|RICHMOND (March 23, 2020) – On the tenth anniversary of the passage of the Affordable Care Act (ACA), Attorney General Mark R. Herring is continuing his fight to protect accessible, affordable healthcare and Virginians with preexisting conditions. Attorney General Herring has successfully defended the ACA in court from Republican attacks numerous time, including defending Virginians’ access to healthcare affordability tax credits and stepping in to defend Virginians’ healthcare following the Trump Administration’s complete abandonment of defense of the ACA in Texas v. U.S., now California v. Texas.
“The tenth anniversary of the Affordable Care Act comes at a time when it is abundantly clear just how critical a strong, affordable healthcare system is in America,” said Attorney General Herring. “For years, Republicans have played political games with the lives of millions of Virginians, especially those with preexisting conditions, forcing them to live in constant fear that their healthcare could be ripped away from them at any moment. We find ourselves in the middle of a public health crisis and any disruption to our healthcare system now would be absolutely catastrophic. Throughout my time as attorney general, I have taken every opportunity to protect Virginians’ access to affordable healthcare and I plan to continue that fight.”
If the Trump Administration is successful with this most recent attack on the ACA:
- 642,000 Virginians could lose their health coverage, leading to a 96% increase in the uninsured rate in the Commonwealth
- The 3,441,400 Virginians who have pre-existing conditions would lose their protections and insurance companies would be able to deny or drop coverage and charge more for those pre-existing conditions
- 289,081 Virginians in the marketplace would have to pay more for their coverage
- 109,517 Virginia seniors could have to pay more for their prescription drugs
- Insurance companies would be allowed to discriminate against women by charging them higher premiums
- $1.15 billion in tax credits that helped 335,000 Virginians afford insurance in 2017 would be ended
- Funding from our nation’s public health system would be stripped, including work to combat the opioid epidemic
- Billions in federal aid for health care would be stripped, including $458 million in FY 2019 and $1.9 billion in FY 2020
Attorney General Herring vowed to continue fighting for Virginians’ healthcare following the announcement earlier this month that the U.S. Supreme Court will hear the Trump-backed lawsuit that would functionally kill the ACA. In January, Attorney General Herring joined a coalition of 21 attorneys general in filing a petition to the Supreme Court seeking review of the Fifth Circuit’s decision in Texas v. U.S. The Fifth Circuit’s decision held the individual mandate of the Affordable Care Act unconstitutional and called into question whether the remaining provisions of the ACA could still stand, including those that protect and provide coverage to Americans with pre-existing conditions.

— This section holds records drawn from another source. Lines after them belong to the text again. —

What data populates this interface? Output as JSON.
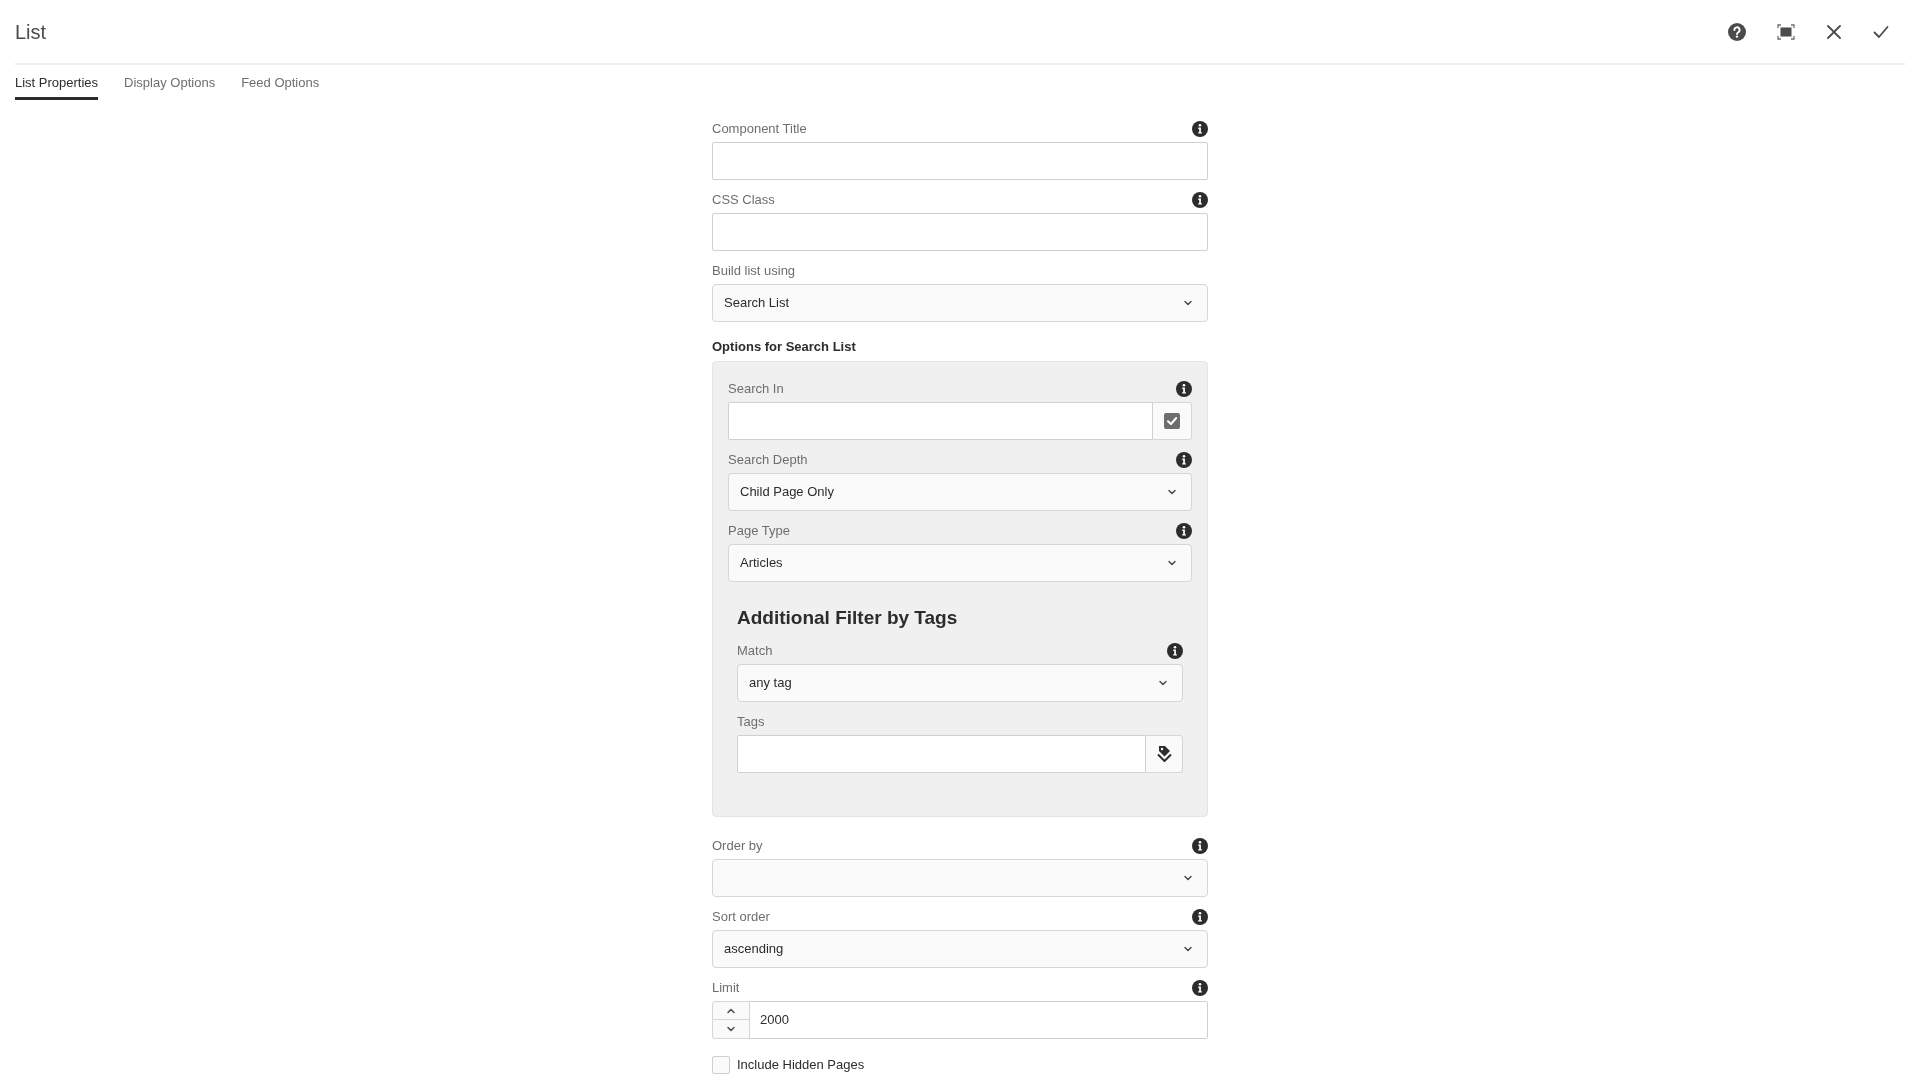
{
  "dialog": {
    "title": "List"
  },
  "tabs": [
    {
      "label": "List Properties",
      "selected": true
    },
    {
      "label": "Display Options",
      "selected": false
    },
    {
      "label": "Feed Options",
      "selected": false
    }
  ],
  "fields": [
    {
      "kind": "text",
      "label": "Component Title",
      "info": true
    },
    {
      "kind": "text",
      "label": "CSS Class",
      "info": true
    },
    {
      "kind": "select",
      "label": "Build list using",
      "info": false,
      "value": "Search List"
    },
    {
      "kind": "group",
      "heading": "Options for Search List",
      "fields": [
        {
          "kind": "path",
          "label": "Search In",
          "info": true
        },
        {
          "kind": "select",
          "label": "Search Depth",
          "info": true,
          "value": "Child Page Only"
        },
        {
          "kind": "select",
          "label": "Page Type",
          "info": true,
          "value": "Articles"
        },
        {
          "kind": "fieldset",
          "heading": "Additional Filter by Tags",
          "fields": [
            {
              "kind": "select",
              "label": "Match",
              "info": true,
              "value": "any tag"
            },
            {
              "kind": "tags",
              "label": "Tags",
              "info": false
            }
          ]
        }
      ]
    },
    {
      "kind": "select",
      "label": "Order by",
      "info": true
    },
    {
      "kind": "select",
      "label": "Sort order",
      "info": true,
      "value": "ascending"
    },
    {
      "kind": "number",
      "label": "Limit",
      "info": true,
      "value": "2000"
    },
    {
      "kind": "checkbox",
      "label": "Include Hidden Pages",
      "checked": false
    }
  ]
}
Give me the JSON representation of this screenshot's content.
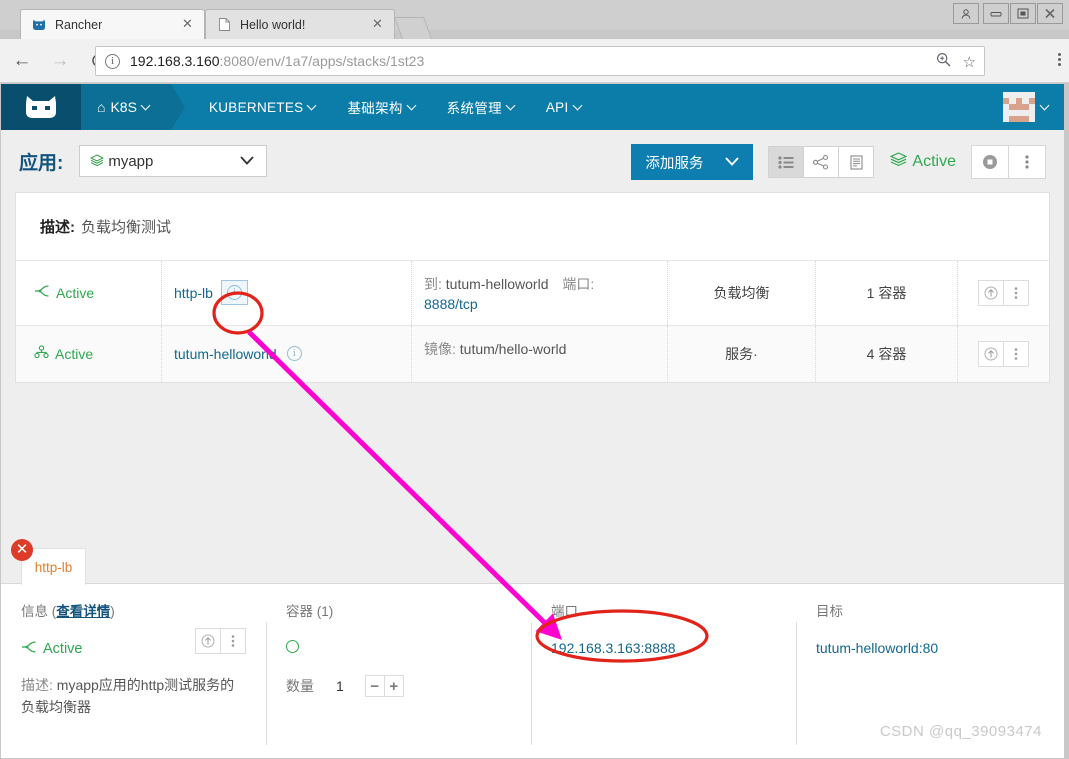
{
  "os_window": {
    "buttons": [
      {
        "name": "user-account",
        "glyph": "☹"
      },
      {
        "name": "minimize",
        "glyph": "—"
      },
      {
        "name": "maximize",
        "glyph": "□"
      },
      {
        "name": "close",
        "glyph": "✕"
      }
    ]
  },
  "browser": {
    "tabs": [
      {
        "title": "Rancher",
        "favicon": "rancher-cow-icon",
        "active": true,
        "close": "✕"
      },
      {
        "title": "Hello world!",
        "favicon": "document-icon",
        "active": false,
        "close": "✕"
      }
    ],
    "new_tab_label": "+",
    "nav": {
      "back": "←",
      "forward": "→",
      "reload": "↻"
    },
    "omnibox": {
      "info_glyph": "i",
      "host": "192.168.3.160",
      "path": ":8080/env/1a7/apps/stacks/1st23",
      "zoom_icon": "⊕",
      "bookmark_icon": "☆"
    }
  },
  "rancher_nav": {
    "logo": "rancher-cow-logo",
    "environment": "K8S",
    "home_glyph": "⌂",
    "items": [
      {
        "label": "KUBERNETES"
      },
      {
        "label": "基础架构"
      },
      {
        "label": "系统管理"
      },
      {
        "label": "API"
      }
    ]
  },
  "app_header": {
    "label": "应用:",
    "selected_stack": "myapp",
    "add_service_label": "添加服务",
    "view_modes": [
      {
        "name": "list-view",
        "glyph": "☰",
        "active": true
      },
      {
        "name": "graph-view",
        "glyph": "∝",
        "active": false
      },
      {
        "name": "config-view",
        "glyph": "▤",
        "active": false
      }
    ],
    "state": "Active",
    "actions": [
      {
        "name": "stop-action",
        "glyph": "●"
      },
      {
        "name": "more-actions",
        "glyph": "⋮"
      }
    ]
  },
  "stack_card": {
    "description_label": "描述:",
    "description_value": "负载均衡测试",
    "rows": [
      {
        "state": "Active",
        "state_icon": "load-balancer-icon",
        "name": "http-lb",
        "detail_label": "到:",
        "detail_value": "tutum-helloworld",
        "detail_label2": "端口:",
        "detail_link": "8888/tcp",
        "type": "负载均衡",
        "count": "1 容器",
        "focused": true
      },
      {
        "state": "Active",
        "state_icon": "service-icon",
        "name": "tutum-helloworld",
        "detail_label": "镜像:",
        "detail_value": "tutum/hello-world",
        "detail_label2": "",
        "detail_link": "",
        "type": "服务·",
        "count": "4 容器",
        "focused": false
      }
    ],
    "row_actions": [
      {
        "name": "upgrade-action",
        "glyph": "↑"
      },
      {
        "name": "more-actions",
        "glyph": "⋮"
      }
    ]
  },
  "drawer": {
    "close_glyph": "✕",
    "tab_label": "http-lb",
    "columns": {
      "info": {
        "title_prefix": "信息 (",
        "title_link": "查看详情",
        "title_suffix": ")",
        "state": "Active",
        "desc_label": "描述:",
        "desc_value": "myapp应用的http测试服务的负载均衡器",
        "actions": [
          {
            "name": "upgrade-action",
            "glyph": "↑"
          },
          {
            "name": "more-actions",
            "glyph": "⋮"
          }
        ]
      },
      "containers": {
        "title": "容器 (1)",
        "qty_label": "数量",
        "qty_value": "1",
        "minus": "−",
        "plus": "+"
      },
      "ports": {
        "title": "端口",
        "value": "192.168.3.163:8888"
      },
      "target": {
        "title": "目标",
        "value": "tutum-helloworld:80"
      }
    }
  },
  "annotations": {
    "arrow_color": "#ff00d0",
    "ellipse_color": "#e2231a",
    "watermark": "CSDN @qq_39093474"
  },
  "colors": {
    "rancher_blue": "#0c7ca8",
    "rancher_dark": "#0a4e6e",
    "accent_green": "#2fa84f",
    "link_blue": "#13688f",
    "title_blue": "#13547e",
    "drawer_tab_orange": "#e08030"
  }
}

In order to protect Virginians’ healthcare, Attorney General Herring and his colleagues stepped in to defend the Affordable Care Act in this lawsuit after President Trump and the U.S. Department of Justice abandoned all defense of the ACA in court and joined with Republican state attorneys general in trying to strike down the law. When a district court judge in Texas issued a decision in December 2018 finding the ACA to be unconstitutional, Attorney General Herring and his colleagues immediately appealed to the U.S. Court of Appeals for the Fifth Circuit. In their appeal, Attorney General Herring and his colleagues argued that
Previously, in January 2015, Attorney General Herring led a coalition of 23 attorneys general in filing an amicus brief defending the sustainability of America’s healthcare system and the right of millions of low- and moderate-income Americans, including hundreds of thousands of Virginians, to premium-assistance tax credits when they purchase health insurance on a federally-facilitated exchange.
In July 2014, Attorney General Herring helped successfully defend Virginians’ access to healthcare affordability tax credits when the Fourth Circuit ruled unanimously in King v. Burwell that customers of a federally-facilitated exchange were eligible for financial assistance. In that case, Virginia filed an amicus brief and delivered oral argument defending Virginians’ access to financial assistance.
Attorney General Herring also led a multi-state brief in a nearly identical case, Halbig v. Burwell that was before the Court of Appeals for the District of Columbia before being stayed following the Supreme Court’s grant of certiorari in King.